• _TASK_
All records are to be restated exactly, each line as it reads.

━━━ AVAILABLE DATA

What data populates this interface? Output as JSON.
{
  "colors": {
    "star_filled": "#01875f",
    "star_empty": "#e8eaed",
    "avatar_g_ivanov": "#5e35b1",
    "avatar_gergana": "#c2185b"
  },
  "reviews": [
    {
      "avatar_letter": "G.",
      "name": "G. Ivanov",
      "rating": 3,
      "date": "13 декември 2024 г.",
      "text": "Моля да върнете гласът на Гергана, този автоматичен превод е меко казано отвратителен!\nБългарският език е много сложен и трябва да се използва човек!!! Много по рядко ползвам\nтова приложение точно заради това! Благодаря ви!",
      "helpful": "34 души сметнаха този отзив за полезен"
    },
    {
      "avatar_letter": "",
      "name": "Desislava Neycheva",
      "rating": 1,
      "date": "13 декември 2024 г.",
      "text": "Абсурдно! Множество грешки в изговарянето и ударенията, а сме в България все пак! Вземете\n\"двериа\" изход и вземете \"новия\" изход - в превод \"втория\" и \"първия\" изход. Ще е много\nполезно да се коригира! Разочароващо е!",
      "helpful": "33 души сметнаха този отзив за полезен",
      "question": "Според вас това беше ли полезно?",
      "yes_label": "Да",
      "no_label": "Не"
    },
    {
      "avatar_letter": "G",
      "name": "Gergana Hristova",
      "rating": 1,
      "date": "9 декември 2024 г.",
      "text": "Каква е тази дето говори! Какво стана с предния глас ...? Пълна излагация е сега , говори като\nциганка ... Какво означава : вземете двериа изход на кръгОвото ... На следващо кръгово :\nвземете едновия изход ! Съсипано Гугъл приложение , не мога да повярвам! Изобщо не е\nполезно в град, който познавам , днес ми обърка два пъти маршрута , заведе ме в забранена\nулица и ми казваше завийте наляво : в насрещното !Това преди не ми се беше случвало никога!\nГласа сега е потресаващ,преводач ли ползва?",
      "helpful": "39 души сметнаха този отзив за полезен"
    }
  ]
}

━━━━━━

• _REPLY TO THE EXERCISE_
What data populates this interface? Output as JSON.
{
  "colors": {
    "star_filled": "#01875f",
    "star_empty": "#e8eaed",
    "avatar_g_ivanov": "#5e35b1",
    "avatar_gergana": "#c2185b"
  },
  "reviews": [
    {
      "avatar_letter": "G.",
      "name": "G. Ivanov",
      "rating": 3,
      "date": "13 декември 2024 г.",
      "text": "Моля да върнете гласът на Гергана, този автоматичен превод е меко казано отвратителен!\nБългарският език е много сложен и трябва да се използва човек!!! Много по рядко ползвам\nтова приложение точно заради това! Благодаря ви!",
      "helpful": "34 души сметнаха този отзив за полезен"
    },
    {
      "avatar_letter": "",
      "name": "Desislava Neycheva",
      "rating": 1,
      "date": "13 декември 2024 г.",
      "text": "Абсурдно! Множество грешки в изговарянето и ударенията, а сме в България все пак! Вземете\n\"двериа\" изход и вземете \"новия\" изход - в превод \"втория\" и \"първия\" изход. Ще е много\nполезно да се коригира! Разочароващо е!",
      "helpful": "33 души сметнаха този отзив за полезен",
      "question": "Според вас това беше ли полезно?",
      "yes_label": "Да",
      "no_label": "Не"
    },
    {
      "avatar_letter": "G",
      "name": "Gergana Hristova",
      "rating": 1,
      "date": "9 декември 2024 г.",
      "text": "Каква е тази дето говори! Какво стана с предния глас ...? Пълна излагация е сега , говори като\nциганка ... Какво означава : вземете двериа изход на кръгОвото ... На следващо кръгово :\nвземете едновия изход ! Съсипано Гугъл приложение , не мога да повярвам! Изобщо не е\nполезно в град, който познавам , днес ми обърка два пъти маршрута , заведе ме в забранена\nулица и ми казваше завийте наляво : в насрещното !Това преди не ми се беше случвало никога!\nГласа сега е потресаващ,преводач ли ползва?",
      "helpful": "39 души сметнаха този отзив за полезен"
    }
  ]
}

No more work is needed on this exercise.